“Retail has things to offer that we can’t offer digitally — like the collectors edition, which is always popular with our very passionate fans,” he said. “We’re also planning midnight launches for the game at retail around the globe with our developers in attendance and signing autographs. You can’t get that experience through the digital purchase.”
More than 10,000 stores worldwide had midnight launches for “Cataclysm.” And an additional 15,000 people attended official launch events hosted by the company in 10 countries.
Although technically an expansion, “Cataclysm” is in some ways a relaunch of “WoW.” Developers used the launch as an opportunity to fundamentally change the game world — reinventing areas that have been familiar to players for six years.

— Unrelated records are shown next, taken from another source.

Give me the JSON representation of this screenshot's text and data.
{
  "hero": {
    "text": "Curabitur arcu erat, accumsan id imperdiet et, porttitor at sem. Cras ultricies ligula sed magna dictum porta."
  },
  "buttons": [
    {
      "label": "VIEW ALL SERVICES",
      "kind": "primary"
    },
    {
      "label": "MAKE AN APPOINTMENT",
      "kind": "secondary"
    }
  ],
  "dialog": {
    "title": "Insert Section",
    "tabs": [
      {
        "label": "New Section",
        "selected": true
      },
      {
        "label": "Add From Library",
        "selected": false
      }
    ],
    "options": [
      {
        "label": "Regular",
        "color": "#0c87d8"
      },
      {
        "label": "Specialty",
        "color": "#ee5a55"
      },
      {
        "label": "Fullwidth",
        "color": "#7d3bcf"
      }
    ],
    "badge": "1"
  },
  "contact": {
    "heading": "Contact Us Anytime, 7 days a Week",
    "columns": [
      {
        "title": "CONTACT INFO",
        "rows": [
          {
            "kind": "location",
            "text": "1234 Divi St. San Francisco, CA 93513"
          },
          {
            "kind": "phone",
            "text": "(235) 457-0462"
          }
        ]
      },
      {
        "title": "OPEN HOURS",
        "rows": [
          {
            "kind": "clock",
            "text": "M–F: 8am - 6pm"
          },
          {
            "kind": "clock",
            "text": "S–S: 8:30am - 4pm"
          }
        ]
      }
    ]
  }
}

“The content (in the original version of the game) was created years and years ago, before we really knew how to create the best content for the game,” Pearce said. “The level 1-60 experience really doesn’t have the best content. It’s not putting our best foot forward. This lets us do that for new players.”
While the teams behind “Call of Duty” steal a lot of headlines, Blizzard is by far the most important studio in Activision’s collection. Revenues at the division were up 68% year over year in the third quarter due to the release of “Starcraft II” and the release of a previous “World of Warcraft” expansion pack in China, which has an active player base.
Up next for the developer is “Diablo III,” the long-awaited next installment in another of its most loved franchises. That title is tentatively expected late next year, but Blizzard (which is known for delaying games until they meet strict internal quality standards) has not made any announcements about a ship date. Company is also at work on an unannounced massively multiplayer online game that it hopes will eventually become as big as “WoW.”
As for a launch date on that title, not even the industry pundits are willing to hazard a guess.
“We don’t set product release windows based on any financial projections we have,” Pearce said. “We want our games to meet our own expectations and the expectations of our fans.”